Yesterday at EMC World Rohit Ghai announced the official name for the much talked about project horizon. I’ve had many tongue in cheek conversations about Horizon as a name. The problem with it was that you can never actually get there. By definition the horizon is beyond reach. With this launch ECD leaps to the destination. (pun intended) This is more than changing backgrounds and logos. This event represents a transition. Moving from one phase to the next in an effort to bring transformational enterprise content management to the market place.
Last month in Madrid I was challenged to explain this strategy to a group of partners. Exactly what is ECD doing and how does it affect them?
What is ECD Doing in Three Words
Everything else is an extension of these three ideas. Resist the urge to make it more complicated.
Today ECD announced the timing for availability of a set of apps. These are content oriented products, delivered on the cloud and designed to solve very specific problems. Each includes a well defined collection of features that can be sold individually and that add value on their own. These same apps can coexist and work with others to complete a use case. They be integrated into partner and customer solutions both inside and outside the Leap Platform.
Secondly, LEAP will soon launch platform services. These services are the foundation for the apps we just announced. The idea obviously being that partners can develop their own solutions on this same environment.
Lastly LEAP will next year launch a marketplace to add the infrastructure to buy and sell new offerings delivered on the platform. A common mechanism to monetize the products developed on the platform.
If you want to read a description of the apps themselves Virginia Backaitis has good overview here. Her commentary on the effect and futures of the rest of the portfolio is interesting though I have some different takes on things. I will address that in a separate post.
What Does Leap Mean To Partners?
There are many details around go to market and pricing forthcoming but I want to focus on the broader questions. For the ECD partner ecosystem, Leap is a NEW opportunity not a wholesale replacement for what they do today. Leap represents a way to solve many of the same problems we have dealt with in ECM but without the barriers implicit in traditional monolithic approaches.
In order to write for the cloud the convention holds you should strive to create an app with the least amount of features to be functionally valuable and remain economically viable (minimally featured app). The opposite end of that spectrum would then be to take a platform that does everything you would ever need and make it available on the cloud. In my opinion, if what you want is Documentum’s content server’s api running unaltered in a pure multi-tenant cloud then not only are you violating this principle, you misunderstand the opportunity in front of us.
From a solutions perspective, most ECM problem solving has started with a mature platform baseline of features and then filtering to fit the use case.

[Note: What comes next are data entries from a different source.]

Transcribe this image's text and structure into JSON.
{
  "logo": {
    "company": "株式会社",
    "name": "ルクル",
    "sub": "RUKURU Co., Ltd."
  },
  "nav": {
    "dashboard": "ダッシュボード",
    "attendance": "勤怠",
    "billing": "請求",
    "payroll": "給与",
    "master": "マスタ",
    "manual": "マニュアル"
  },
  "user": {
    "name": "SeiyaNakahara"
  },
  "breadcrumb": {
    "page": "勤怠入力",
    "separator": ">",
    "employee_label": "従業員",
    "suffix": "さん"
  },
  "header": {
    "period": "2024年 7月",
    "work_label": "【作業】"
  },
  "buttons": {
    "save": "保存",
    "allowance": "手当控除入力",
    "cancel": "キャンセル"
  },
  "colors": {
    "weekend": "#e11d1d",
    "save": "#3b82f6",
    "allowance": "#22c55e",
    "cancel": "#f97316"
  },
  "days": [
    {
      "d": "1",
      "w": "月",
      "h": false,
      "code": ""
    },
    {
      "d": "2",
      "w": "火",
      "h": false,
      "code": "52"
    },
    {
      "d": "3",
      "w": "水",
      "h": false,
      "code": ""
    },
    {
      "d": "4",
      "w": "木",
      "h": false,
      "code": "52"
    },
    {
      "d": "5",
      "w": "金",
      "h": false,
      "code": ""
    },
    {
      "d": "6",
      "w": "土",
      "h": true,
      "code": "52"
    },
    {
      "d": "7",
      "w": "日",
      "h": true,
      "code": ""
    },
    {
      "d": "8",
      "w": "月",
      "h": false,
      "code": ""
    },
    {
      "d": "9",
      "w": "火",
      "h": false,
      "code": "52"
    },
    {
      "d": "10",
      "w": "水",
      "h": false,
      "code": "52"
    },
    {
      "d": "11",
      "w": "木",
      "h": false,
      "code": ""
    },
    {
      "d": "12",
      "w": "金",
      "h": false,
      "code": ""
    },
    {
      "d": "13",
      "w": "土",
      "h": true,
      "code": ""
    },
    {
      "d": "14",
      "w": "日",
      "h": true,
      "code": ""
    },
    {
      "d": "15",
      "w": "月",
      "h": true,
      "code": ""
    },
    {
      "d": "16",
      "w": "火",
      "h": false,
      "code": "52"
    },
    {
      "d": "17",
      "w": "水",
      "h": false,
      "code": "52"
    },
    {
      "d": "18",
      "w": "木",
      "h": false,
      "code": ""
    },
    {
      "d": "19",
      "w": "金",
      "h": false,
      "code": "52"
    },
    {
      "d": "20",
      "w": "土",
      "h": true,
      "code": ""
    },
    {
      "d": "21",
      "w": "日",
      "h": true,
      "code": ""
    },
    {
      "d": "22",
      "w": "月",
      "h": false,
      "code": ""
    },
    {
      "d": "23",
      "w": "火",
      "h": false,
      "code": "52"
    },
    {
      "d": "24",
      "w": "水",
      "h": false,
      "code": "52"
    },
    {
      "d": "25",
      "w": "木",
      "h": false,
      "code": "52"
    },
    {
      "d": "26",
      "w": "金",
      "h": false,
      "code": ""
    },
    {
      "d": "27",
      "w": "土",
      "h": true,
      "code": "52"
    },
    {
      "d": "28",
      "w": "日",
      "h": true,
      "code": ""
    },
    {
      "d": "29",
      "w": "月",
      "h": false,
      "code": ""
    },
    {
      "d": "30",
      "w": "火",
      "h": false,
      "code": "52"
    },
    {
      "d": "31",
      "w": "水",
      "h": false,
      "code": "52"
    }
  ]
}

The minimal feature set basically included everything you might ever want to do in the install. Inevitably the solutions were always much more feature rich than they needed to be to solve a given problem.
Interestingly, most of the cloud first competitors in the ECM space may have started with the principle of the minimally viable app in execution but quickly moved both in marketing and development to chase parity with the on prem feature set and messaging. Despite having platform talking points they stayed in the box implementing minimally featured but monolithic core user experiences.
As a solution architect, the most basic task is to decompose a business problem into units of work that can solved with technology and determine the most efficient and scalable implementation. Add to that now, as a partner and business owner the dimension of monetization. Is this unit of work valuable in isolation and is it something that customers might want to implement without dragging the rest of the platform into the transaction.
We have the opportunity with LEAP to rethink scenarios like distributed capture, last mile collaboration, approval, etc. and implement them for customers discreetly regardless of the current state of an internal infrastructure. This frees up businesses to react to the changes and challenges like those associated with mobility, distributed workforce, incremental process improvement and regulatory change without necessarily rebuilding or rehosting and altering the system of record for everything in the process.
Sync and Share and other discreet capabilities like remote signature capture demonstrated the customers desire to acquire and extend their existing as well as new initiatives in this componentized (appified) way. LEAP will make that possible with advanced content oriented service capabilities without forcing one repository or another.
For the existing Documentum oriented partners then, this is the better together story. For an entirely new ecosystem of cloud first innovators it is a new accelerator to extend into the enterprise.
There is a great deal to consider here as we take a step down into the next level of impact. Namely the developer/consultant roles. I will deal with that in a later post but clearly the message to me is that this is very much an expansion of the possible market and service opportunities for partners to grow new business from the core relationships and skills they have with the portfolio.
Disclaimer: I am an employee of EMC but these are my own opinions and observations.